ElephantWe’ve been hanging out together for a while now. I’ve said some things. You’ve answered back. We’ve drunk coffee, occasionally downed a few glasses of beer. I think we can call ourselves friends. But, if this relationship’s going to move forward, there’s a question we’ve got to get past.

In short, there’s an elephant in the room.

The question’s a simple one. Nevertheless I hesitate to ask it because it frequently sets people off ranting. But fortune favours the bold, so here goes:

“Which are better? Modern CG visual effects, or the old school practical variety?”

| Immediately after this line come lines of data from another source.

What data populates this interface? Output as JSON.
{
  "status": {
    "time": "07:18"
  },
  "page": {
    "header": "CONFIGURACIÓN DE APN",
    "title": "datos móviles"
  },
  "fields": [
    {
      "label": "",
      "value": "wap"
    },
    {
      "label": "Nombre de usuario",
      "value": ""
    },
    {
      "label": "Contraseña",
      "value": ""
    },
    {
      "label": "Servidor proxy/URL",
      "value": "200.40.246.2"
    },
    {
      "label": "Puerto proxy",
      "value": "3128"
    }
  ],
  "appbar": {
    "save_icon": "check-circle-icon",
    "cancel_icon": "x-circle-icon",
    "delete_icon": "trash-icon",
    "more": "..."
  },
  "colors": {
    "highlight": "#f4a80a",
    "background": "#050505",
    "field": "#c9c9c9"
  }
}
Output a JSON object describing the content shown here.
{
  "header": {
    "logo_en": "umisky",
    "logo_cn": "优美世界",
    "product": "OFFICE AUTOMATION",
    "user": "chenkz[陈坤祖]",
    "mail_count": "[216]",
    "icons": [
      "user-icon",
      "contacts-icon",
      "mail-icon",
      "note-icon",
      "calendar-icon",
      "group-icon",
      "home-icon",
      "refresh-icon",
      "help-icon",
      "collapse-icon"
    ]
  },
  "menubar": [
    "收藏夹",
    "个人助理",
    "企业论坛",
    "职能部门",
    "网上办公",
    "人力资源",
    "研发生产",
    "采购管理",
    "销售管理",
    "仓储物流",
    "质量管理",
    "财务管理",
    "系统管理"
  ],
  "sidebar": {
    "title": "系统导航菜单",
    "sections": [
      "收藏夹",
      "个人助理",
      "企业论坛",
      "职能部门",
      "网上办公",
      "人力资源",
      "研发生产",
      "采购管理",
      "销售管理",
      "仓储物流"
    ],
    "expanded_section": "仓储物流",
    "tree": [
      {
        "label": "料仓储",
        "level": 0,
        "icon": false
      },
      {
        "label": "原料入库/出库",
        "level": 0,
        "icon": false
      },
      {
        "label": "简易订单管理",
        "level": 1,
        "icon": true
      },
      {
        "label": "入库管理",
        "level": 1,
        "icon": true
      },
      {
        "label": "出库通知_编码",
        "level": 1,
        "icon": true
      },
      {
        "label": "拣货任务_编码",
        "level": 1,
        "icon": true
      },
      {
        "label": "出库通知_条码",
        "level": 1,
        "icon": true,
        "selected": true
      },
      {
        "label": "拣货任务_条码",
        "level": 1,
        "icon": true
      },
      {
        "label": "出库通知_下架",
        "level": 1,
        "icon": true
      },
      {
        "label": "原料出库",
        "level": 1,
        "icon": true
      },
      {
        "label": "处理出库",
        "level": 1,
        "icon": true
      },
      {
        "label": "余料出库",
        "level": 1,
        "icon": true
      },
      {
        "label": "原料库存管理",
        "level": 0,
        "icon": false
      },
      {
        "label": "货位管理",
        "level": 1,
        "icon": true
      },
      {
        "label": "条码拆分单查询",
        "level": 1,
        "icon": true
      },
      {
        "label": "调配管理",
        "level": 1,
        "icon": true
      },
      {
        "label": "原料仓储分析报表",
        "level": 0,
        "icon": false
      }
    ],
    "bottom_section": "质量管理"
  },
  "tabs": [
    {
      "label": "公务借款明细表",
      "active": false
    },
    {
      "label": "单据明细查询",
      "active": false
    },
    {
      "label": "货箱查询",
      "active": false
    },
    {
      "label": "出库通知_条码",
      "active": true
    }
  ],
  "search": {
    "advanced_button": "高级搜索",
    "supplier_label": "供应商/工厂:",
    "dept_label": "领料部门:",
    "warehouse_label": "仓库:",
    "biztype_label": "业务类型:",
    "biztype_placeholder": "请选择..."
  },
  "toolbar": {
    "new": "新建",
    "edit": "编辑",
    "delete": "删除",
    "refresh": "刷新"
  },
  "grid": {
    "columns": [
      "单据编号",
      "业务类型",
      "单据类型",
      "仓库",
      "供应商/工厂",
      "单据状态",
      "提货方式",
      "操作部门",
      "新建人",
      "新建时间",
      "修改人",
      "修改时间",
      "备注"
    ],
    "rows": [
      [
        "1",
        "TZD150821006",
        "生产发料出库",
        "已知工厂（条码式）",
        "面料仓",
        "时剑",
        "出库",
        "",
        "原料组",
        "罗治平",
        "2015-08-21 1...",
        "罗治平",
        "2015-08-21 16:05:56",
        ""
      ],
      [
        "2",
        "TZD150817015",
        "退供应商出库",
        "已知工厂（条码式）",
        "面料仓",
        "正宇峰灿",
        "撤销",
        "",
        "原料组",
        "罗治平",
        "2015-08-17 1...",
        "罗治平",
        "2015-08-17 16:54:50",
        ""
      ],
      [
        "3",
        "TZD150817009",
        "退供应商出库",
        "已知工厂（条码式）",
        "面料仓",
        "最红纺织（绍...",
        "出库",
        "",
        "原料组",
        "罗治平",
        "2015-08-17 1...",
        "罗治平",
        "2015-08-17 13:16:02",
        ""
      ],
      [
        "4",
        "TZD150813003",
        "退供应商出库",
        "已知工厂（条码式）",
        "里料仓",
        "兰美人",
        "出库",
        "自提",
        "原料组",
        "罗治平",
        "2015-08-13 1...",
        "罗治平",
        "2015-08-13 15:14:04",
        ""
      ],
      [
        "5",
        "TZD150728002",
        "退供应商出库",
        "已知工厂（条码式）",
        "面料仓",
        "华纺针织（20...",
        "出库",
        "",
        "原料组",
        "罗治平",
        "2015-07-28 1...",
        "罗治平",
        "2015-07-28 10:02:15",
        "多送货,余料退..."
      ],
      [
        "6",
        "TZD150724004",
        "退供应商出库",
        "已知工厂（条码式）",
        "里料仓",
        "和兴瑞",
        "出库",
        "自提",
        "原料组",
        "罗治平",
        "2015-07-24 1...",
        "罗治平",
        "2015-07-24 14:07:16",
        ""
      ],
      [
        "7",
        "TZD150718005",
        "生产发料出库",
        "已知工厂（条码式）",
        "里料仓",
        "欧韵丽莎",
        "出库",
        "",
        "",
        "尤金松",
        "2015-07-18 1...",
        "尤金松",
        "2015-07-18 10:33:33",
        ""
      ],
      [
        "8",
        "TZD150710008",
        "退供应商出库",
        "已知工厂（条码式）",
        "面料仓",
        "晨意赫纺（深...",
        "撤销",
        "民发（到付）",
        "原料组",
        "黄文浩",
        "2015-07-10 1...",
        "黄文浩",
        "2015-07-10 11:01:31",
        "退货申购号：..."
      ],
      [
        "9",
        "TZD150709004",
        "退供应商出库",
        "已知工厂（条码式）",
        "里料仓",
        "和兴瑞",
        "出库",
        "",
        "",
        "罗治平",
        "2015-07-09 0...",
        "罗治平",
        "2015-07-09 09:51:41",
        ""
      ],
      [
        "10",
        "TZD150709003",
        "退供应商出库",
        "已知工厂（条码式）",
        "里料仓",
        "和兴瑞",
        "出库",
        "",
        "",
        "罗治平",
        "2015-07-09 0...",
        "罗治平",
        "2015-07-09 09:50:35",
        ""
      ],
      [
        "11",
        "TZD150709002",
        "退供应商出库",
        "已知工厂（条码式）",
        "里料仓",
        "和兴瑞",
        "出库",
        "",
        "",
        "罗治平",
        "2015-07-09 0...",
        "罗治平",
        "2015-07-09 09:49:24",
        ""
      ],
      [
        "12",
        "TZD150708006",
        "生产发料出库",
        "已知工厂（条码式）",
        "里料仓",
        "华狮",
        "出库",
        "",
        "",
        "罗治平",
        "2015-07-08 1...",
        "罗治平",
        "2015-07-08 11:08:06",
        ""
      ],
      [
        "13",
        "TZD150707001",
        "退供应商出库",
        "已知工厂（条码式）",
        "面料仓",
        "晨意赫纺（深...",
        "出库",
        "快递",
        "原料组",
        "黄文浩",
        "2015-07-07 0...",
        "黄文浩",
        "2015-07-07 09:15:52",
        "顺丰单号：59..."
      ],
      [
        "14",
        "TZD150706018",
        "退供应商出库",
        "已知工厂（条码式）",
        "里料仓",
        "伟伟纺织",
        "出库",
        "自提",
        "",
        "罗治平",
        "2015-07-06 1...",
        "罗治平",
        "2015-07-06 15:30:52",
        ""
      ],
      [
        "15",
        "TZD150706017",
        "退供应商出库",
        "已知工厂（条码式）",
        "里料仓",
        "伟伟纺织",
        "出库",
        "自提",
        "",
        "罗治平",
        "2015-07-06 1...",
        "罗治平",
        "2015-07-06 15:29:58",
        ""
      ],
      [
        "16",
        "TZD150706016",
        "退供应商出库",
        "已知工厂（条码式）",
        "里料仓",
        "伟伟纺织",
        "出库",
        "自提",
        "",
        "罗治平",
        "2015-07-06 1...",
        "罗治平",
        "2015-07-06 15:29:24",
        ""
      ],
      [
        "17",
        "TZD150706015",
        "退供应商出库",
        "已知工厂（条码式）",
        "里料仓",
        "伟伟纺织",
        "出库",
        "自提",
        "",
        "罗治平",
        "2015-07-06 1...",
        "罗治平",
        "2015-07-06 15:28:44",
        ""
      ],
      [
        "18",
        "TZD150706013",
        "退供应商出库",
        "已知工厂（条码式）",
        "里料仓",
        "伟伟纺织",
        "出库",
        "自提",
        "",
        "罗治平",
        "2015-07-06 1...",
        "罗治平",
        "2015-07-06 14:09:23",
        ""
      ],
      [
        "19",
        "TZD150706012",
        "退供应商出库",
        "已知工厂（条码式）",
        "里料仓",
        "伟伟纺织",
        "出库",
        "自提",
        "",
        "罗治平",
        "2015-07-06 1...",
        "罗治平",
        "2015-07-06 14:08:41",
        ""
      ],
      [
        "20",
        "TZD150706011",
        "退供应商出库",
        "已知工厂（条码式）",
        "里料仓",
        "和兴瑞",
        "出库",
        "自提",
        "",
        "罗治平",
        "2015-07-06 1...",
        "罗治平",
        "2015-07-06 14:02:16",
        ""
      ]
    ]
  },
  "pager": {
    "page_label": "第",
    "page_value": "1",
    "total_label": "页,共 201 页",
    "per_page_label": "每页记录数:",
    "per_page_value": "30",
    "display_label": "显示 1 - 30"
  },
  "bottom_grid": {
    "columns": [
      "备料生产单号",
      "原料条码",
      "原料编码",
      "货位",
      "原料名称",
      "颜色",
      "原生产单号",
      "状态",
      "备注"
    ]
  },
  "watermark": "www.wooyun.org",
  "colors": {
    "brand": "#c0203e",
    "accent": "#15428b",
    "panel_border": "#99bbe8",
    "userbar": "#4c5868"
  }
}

I’m going to throw this hot potato high in the air by offering you my own personal opinion. To stop myself rambling on, I’m limiting myself to just one sentence:

When it comes to visual effects, I want it all, which means I want to be amazed by spectacle, entertained by storytelling and misdirected by cleverness, and quite frankly I don’t care whether you achieve that by wielding gaffer tape and piano wire or juggling geometry and pushing pixels, just show me something that looks freakin’ fantastic, and at the same time respects the truth that visual effects as a discipline has a long, long history that informs every single decision a VFX artist makes even today – especially today – and which reflects my own experience as someone who once made short animated films for theme parks using an ancient iteration of 3DS Max, creating digital models and camera setups that I knew – just knew – were influenced by all the old school techniques I’d ever read about in the books and magazines and (of course) in Cinefex, so much so that on one occasion when I had to rework a shot of a space station to incorporate an astronaut waving through a window (don’t you just love those clients who think you can add an entire animated human being into a shot in the blink of an eye?) – a change so last-minute that my best option was to replicate the camera move on a stock figure driven by a motion-captured waving gesture from an equally stock library and use a hasty travelling matte to comp the result into my already-rendered exterior, going in frame by frame with Photoshop to do a little extra tweaking – on that occasion what I had going through my head was not a breakdown of the digital world I was manipulating, but a powerful sense of how this humble shot held echoes of a thousand similar shots created over countless years by practitioners infinitely more skilled than me, whether it be tiny wooden people planted physically on the deck of the Venture in the 1933 King Kong, or live action stage footage of Luke, Leia and the droids projected into the window of the medical frigate for the final spectacular pullback shot of The Empire Strikes Back, or a digital First Officer Murdoch trotting nonchalantly over the deck of James Cameron’s miniature Titanic, and with all that in mind, and while I’m as susceptible to nostalgia as the next man when faced with a glorious Albert Whitlock matte painting or a particularly crafty photochemical comp, and go all gooey at the thought of all those romantic old school artisans toiling with real materials in the real world (much as I might go gooey at the sight of a magnificent and equally romantic tall-masted clipper ship sailing majestically over the ocean), I respectfully suggest that modern CG visual effects are absolutely as inspiring as their old school counterparts, because I firmly believe that by standing on the shoulders of giants you can see one hell of a long way, and I would also add that the behind-the-scenes stories – the VFX creation myths, if you like – are as endlessly fascinating as they ever were, because what drives them is not the gaffer tape, is not the pixels, is neither hardware nor software but wetware, by which I mean the human beings whose artistry, ingenuity and honest sweat continue to solve problems most of us can never dream of solving, and to deliver to our screens the most astonishing visions, the most compelling stories, the most dazzling, glorious moving pictures – in short, visual effects is all about the people, and that, in all this craft’s long and honourable history, is something that hasn’t changed, and never will.

Anyway, that’s what I think. Now it’s your turn to throw your hat in the ring. Just tell me what you think in the comments box below. But please, like me, keep your answers brief. I wouldn’t want anyone to start ranting.